MANAMA (Reuters) - Bahraini activists dreaming of a return to the roundabout in Manama at the heart of a popular uprising last year have tried to recreate the electric atmosphere in a makeshift “Freedom Square” ahead of next week’s anniversary of the unrest.
Pearl Roundabout - focal point of a month-long movement that the Gulf Arab state crushed in March 2011 - was reconfigured on a plot of land in an outlying district where the government approved opposition party rallies, while sending police to break up nightly demonstrations by youths in other districts.
Dubbed Freedom Square to evoke the spirit of the now off-limits roundabout, it became the scene of nightly rallies this week, with rousing political speeches, pop songs promising victory, food stalls, flag-waving and children endlessly honking the refrain “Down with (King) Hamad” on toy trumpets.
The rallies were ignored by state media but were licensed by the interior ministry after a request by opposition parties. They were held in an area outside Manama where opposition support is strong.
On the February 14 anniversary of the uprising, activists have vowed to march back to the roundabout - now a sealed-off traffic intersection under tight guard by security forces.

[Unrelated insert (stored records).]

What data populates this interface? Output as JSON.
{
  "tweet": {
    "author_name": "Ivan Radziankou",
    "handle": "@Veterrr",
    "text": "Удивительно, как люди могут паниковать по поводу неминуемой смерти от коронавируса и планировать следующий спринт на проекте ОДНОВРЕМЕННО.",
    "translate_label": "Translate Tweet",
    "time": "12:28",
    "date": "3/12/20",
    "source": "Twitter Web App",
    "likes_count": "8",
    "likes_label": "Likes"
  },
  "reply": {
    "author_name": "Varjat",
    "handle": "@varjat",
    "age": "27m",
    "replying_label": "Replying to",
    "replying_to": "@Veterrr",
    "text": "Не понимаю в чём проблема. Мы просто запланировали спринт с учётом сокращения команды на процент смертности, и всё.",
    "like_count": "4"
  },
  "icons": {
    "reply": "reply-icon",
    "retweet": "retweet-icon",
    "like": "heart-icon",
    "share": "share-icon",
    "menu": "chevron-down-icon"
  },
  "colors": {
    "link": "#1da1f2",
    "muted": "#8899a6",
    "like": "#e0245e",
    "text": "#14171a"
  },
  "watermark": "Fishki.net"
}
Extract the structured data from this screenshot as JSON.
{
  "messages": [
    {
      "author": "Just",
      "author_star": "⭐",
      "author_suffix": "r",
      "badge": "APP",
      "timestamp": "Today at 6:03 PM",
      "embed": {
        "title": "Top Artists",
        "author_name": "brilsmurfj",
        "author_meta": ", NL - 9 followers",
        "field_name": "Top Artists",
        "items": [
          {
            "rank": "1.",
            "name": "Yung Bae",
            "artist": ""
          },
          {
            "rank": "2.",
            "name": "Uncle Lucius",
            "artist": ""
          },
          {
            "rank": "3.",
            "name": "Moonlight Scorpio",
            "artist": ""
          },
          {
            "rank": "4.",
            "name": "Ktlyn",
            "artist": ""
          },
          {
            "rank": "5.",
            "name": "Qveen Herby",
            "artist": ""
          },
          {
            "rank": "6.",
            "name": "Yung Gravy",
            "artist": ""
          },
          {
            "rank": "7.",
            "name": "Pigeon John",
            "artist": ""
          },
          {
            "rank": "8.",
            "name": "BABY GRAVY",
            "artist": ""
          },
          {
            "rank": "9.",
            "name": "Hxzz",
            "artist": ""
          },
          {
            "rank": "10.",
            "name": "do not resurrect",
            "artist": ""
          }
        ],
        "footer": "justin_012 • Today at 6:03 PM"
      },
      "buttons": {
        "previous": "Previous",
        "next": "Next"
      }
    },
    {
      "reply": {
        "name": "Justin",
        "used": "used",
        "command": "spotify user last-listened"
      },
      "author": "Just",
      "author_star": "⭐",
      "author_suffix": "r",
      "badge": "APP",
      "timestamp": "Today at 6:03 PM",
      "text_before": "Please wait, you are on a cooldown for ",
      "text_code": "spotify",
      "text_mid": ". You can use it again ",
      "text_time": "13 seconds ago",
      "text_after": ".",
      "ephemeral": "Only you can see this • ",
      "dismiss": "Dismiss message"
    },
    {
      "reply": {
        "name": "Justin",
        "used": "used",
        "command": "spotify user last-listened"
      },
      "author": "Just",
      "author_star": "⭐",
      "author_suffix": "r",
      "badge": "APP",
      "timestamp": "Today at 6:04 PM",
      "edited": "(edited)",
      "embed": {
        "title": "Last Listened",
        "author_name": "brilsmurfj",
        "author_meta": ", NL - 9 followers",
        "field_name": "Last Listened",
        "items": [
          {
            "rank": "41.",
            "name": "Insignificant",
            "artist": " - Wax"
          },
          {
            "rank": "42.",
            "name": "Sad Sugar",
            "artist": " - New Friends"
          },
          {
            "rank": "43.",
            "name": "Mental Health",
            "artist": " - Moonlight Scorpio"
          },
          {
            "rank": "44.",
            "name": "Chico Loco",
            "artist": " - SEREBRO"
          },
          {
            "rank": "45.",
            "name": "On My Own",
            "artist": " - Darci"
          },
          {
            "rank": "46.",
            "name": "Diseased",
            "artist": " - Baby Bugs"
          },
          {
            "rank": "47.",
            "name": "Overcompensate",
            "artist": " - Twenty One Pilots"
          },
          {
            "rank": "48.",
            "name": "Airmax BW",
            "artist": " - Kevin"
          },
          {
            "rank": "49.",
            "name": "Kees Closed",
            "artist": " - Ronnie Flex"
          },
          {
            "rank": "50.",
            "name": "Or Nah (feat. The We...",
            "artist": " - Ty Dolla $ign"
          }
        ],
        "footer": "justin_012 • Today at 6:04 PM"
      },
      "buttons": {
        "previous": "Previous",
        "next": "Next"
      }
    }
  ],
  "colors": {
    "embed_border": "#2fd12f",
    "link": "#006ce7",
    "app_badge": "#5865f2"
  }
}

Violence between police and activists has resurged in recent weeks with protesters throwing petrol bombs and blocking some roads with burning tyres. Activists say at least two people died in police custody and others from apparent effects of tear gas. The government disputes the causes of death.
“Our prophet Mohammed, who taught us the true peaceful path, brought us to Pearl Roundabout last year. He leads us now to Freedom Square and brings us together in love and brotherhood,” Ahlam al-Khoza‘i boomed Wednesday, the last of five rally evenings, to a crowd of 10,000 people.
She went on to describe being held up at checkpoints for hours by Pakistani police who spoke to her in English, while foreigners were allowed through. “Have you everyever heard of someone being a stranger in his own country?” she said.
Assertions, denied by Bahrain, that Sunni Muslim foreigners like Pakistanis have been brought into the Gulf Arab country to offset the demographic strength of Shi‘ite Muslims who lead the opposition have been at the centre of demands for political and economic reforms. The government has given parliament more powers to question ministers and scrutinise budgets.
U.S.-backed, Sunni-ruled Gulf states fear that opposition demands for Bahrain’s elected parliament to approve cabinets will create democratic pressure on their authoritarian systems, and that empowering Bahraini Shi‘ites will grant Iran, a Shi‘ite Islamist giant, a bridgehead in the Gulf.
Bahrain, which hosts the U.S. Fifth Fleet, is seen by Washington and Saudi Arabia as a front-line ally against Iran.
The “Freedom Square” rallies highlighted a divide in the opposition between parties prepared to coordinate with the authorities and street activists, organising anonymously under the name 14 February Youth Coalition, who skirmish regularly with riot police.
In one tent, youth activists debated the worth of going back to Pearl Roundabout -- which the government has renamed Farouq Junction -- and staging unlicensed marches. Some argued that too much emphasis was being placed on a dangerous gamble to return.
“We long for February 14 and there is inflamed passion for the Roundabout. But the mind should control our passions,” one woman said. Another said the capabilities of security forces were stronger than the protesters’ will to return.
The pearl monument that stood at the centre of the roundabout was torn down after the government imposed a period of martial law and ushered in Saudi troops to help suppress the revolt. It now features in street graffiti and a model is often carried at marches.
“February 14 put out statements but young people get hurt. I‘m ready to sacrifice but not for nothing,” Hussein, a chef from Sitra who had bad memories of detention last year, told Reuters. “I have no problem with going back to the roundabout but it should be more organised.”
An accounting student told the seminar that street mobilisation was better than electronic activism.
“We need to increase our actions so that February 14 is not just a normal day,” he said afterwards, adding police should only be informed of marches rather than approached for permission.
He said activist violence of recent weeks was only in response to police actions. “We don’t want a problem with them (police), they are our brothers, if they don’t want to kill us. We only used Molotovs after honour was violated,” he said.
People milled around a display of cartoons by Ali al-Bazzaz, who was sacked from the pro-government al-Ayyam daily last year after he displayed his work at Pearl Roundabout.
One showed an angry sheikh with a mallet smashing the pearl monument but with dozens of other monuments appearing on the horizon in other neighbourhoods. Bazzaz said it was a chance to reach the public directly.
“People told me that when they see the cartoons they feel it tells the whole story of what happened to them over the last year. So I feel it’s important to people, and that becomes a big responsibility,” he said.
Writing by Andrew Hammond